Celebrating 100 years of UR chemical engineering: The move to River Campus
February 2, 2015
(This is a view of the engineering lab circa 1915 when the University was still at the Prince Street campus. Compare to photo of ChemE's recently renovated undergraduate lab in photo at bottom.)
ChemE’s first home was in the Carnegie Laboratory on the Prince Street campus near downtown Rochester.
“The two-story building of rather austere design had a large open laboratory space in the basement and classrooms and drafting rooms on the upper levels,” writes John C. Friedly, former chair of the department, in his book commemorating ChemE’s 75th anniversary. “The laboratory was equipped with large steam engines and electrical apparatus for the training of up-to-date engineers.”
When the University moved its men’s classes to the River Campus in 1930, ChemE moved into a new three-floor Engineering Building (now called Gavett Hall), along with mechanical engineering.
ChemE’s current home has undergone substantial renovations since then.
During the 1960s, for example, the University spent more than $800,000 to add 15,000 square feet to Gavett Hall and renovate much of its existing space, and another $1.5 million to build Hopeman Hall next door. This was in support of the new College of Engineering (established in 1958). ChemE continued to share space in Gavett with the Institute of Optics (which had been absorbed into the new college in 1961) and with MechE (which moved most of its program to Hopeman alongside the new department of Electrical Engineering). Even so, ChemE increased its square footage from 14,514 to 20,760 square feet.

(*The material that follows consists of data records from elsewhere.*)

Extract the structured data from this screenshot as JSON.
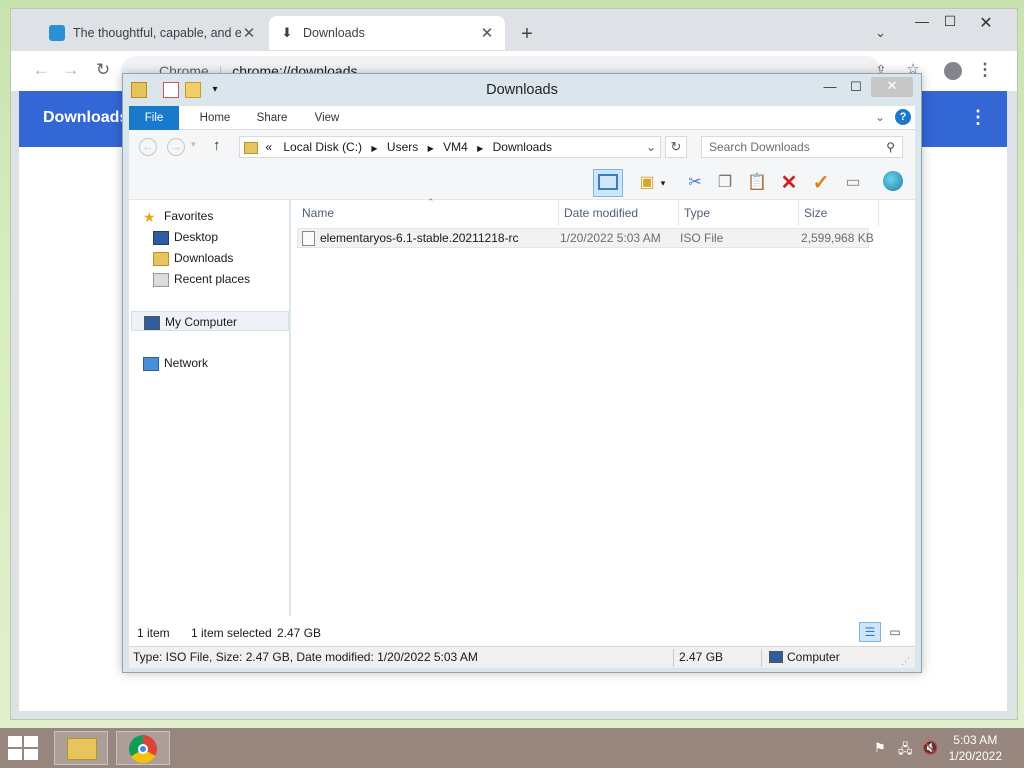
{
  "chrome": {
    "tabs": [
      {
        "label": "The thoughtful, capable, and eth"
      },
      {
        "label": "Downloads"
      }
    ],
    "omnibox_site": "Chrome",
    "omnibox_url": "chrome://downloads",
    "page_title": "Downloads",
    "accent": "#3367d6"
  },
  "explorer": {
    "title": "Downloads",
    "ribbon_tabs": [
      "File",
      "Home",
      "Share",
      "View"
    ],
    "address": {
      "prefix": "«",
      "crumbs": [
        "Local Disk (C:)",
        "Users",
        "VM4",
        "Downloads"
      ]
    },
    "search_placeholder": "Search Downloads",
    "nav": {
      "favorites": "Favorites",
      "favorites_items": [
        "Desktop",
        "Downloads",
        "Recent places"
      ],
      "computer": "My Computer",
      "network": "Network"
    },
    "columns": [
      "Name",
      "Date modified",
      "Type",
      "Size"
    ],
    "files": [
      {
        "name": "elementaryos-6.1-stable.20211218-rc",
        "date": "1/20/2022 5:03 AM",
        "type": "ISO File",
        "size": "2,599,968 KB"
      }
    ],
    "status": {
      "count": "1 item",
      "selected": "1 item selected",
      "selected_size": "2.47 GB"
    },
    "details_bar": {
      "info": "Type: ISO File, Size: 2.47 GB, Date modified: 1/20/2022 5:03 AM",
      "size": "2.47 GB",
      "location": "Computer"
    },
    "accent": "#1979ca"
  },
  "taskbar": {
    "time": "5:03 AM",
    "date": "1/20/2022"
  }
}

Among the bills for this project, saved in the University’s Rare Books and Special Collections, is one for 11 lab tables (either 60x or 72x24x36 high) and 5 balance tables with glass or stone tops – all for a total of $2,331 delivered and installed!

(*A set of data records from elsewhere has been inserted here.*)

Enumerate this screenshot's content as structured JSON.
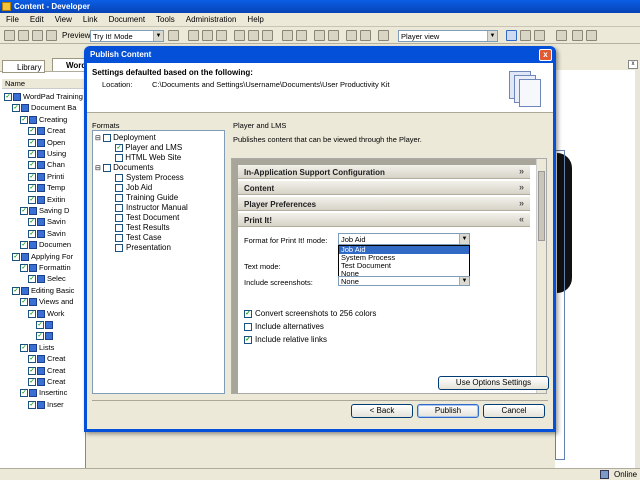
{
  "window": {
    "title": "Content - Developer"
  },
  "menu": [
    "File",
    "Edit",
    "View",
    "Link",
    "Document",
    "Tools",
    "Administration",
    "Help"
  ],
  "toolbar": {
    "preview_label": "Preview:",
    "preview_mode": "Try It! Mode",
    "view_mode": "Player view"
  },
  "left_tabs": {
    "library": "Library",
    "word": "Word"
  },
  "tree": {
    "column_name": "Name",
    "rows": [
      "WordPad Training",
      "Document Ba",
      "Creating",
      "Creat",
      "Open",
      "Using",
      "Chan",
      "Printi",
      "Temp",
      "Exitin",
      "Saving D",
      "Savin",
      "Savin",
      "Documen",
      "Applying For",
      "Formattin",
      "Selec",
      "Editing Basic",
      "Views and",
      "Work",
      "",
      "",
      "Lists",
      "Creat",
      "Creat",
      "Creat",
      "Insertinc",
      "Inser"
    ]
  },
  "status": {
    "online": "Online"
  },
  "dialog": {
    "title": "Publish Content",
    "close": "x",
    "header_title": "Settings defaulted based on the following:",
    "location_label": "Location:",
    "location_value": "C:\\Documents and Settings\\Username\\Documents\\User Productivity Kit",
    "formats_label": "Formats",
    "formats": {
      "deployment": "Deployment",
      "player_lms": "Player and LMS",
      "html_web": "HTML Web Site",
      "documents": "Documents",
      "docs": [
        "System Process",
        "Job Aid",
        "Training Guide",
        "Instructor Manual",
        "Test Document",
        "Test Results",
        "Test Case",
        "Presentation"
      ]
    },
    "right_title": "Player and LMS",
    "right_desc": "Publishes content that can be viewed through the Player.",
    "sections": {
      "inapp": "In-Application Support Configuration",
      "content": "Content",
      "player_prefs": "Player Preferences",
      "printit": "Print It!"
    },
    "printit": {
      "format_label": "Format for Print It! mode:",
      "format_value": "Job Aid",
      "format_options": [
        "Job Aid",
        "System Process",
        "Test Document",
        "None"
      ],
      "text_mode_label": "Text mode:",
      "screenshots_label": "Include screenshots:",
      "screenshots_value": "None",
      "convert_label": "Convert screenshots to 256 colors",
      "alternatives_label": "Include alternatives",
      "relative_links_label": "Include relative links"
    },
    "buttons": {
      "options": "Use Options Settings",
      "back": "< Back",
      "publish": "Publish",
      "cancel": "Cancel"
    }
  }
}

Recently, ChemE has completely refurbished its undergraduate teaching labs, as shown in photo below, with new equipment and mobile benches to maximize lab usage.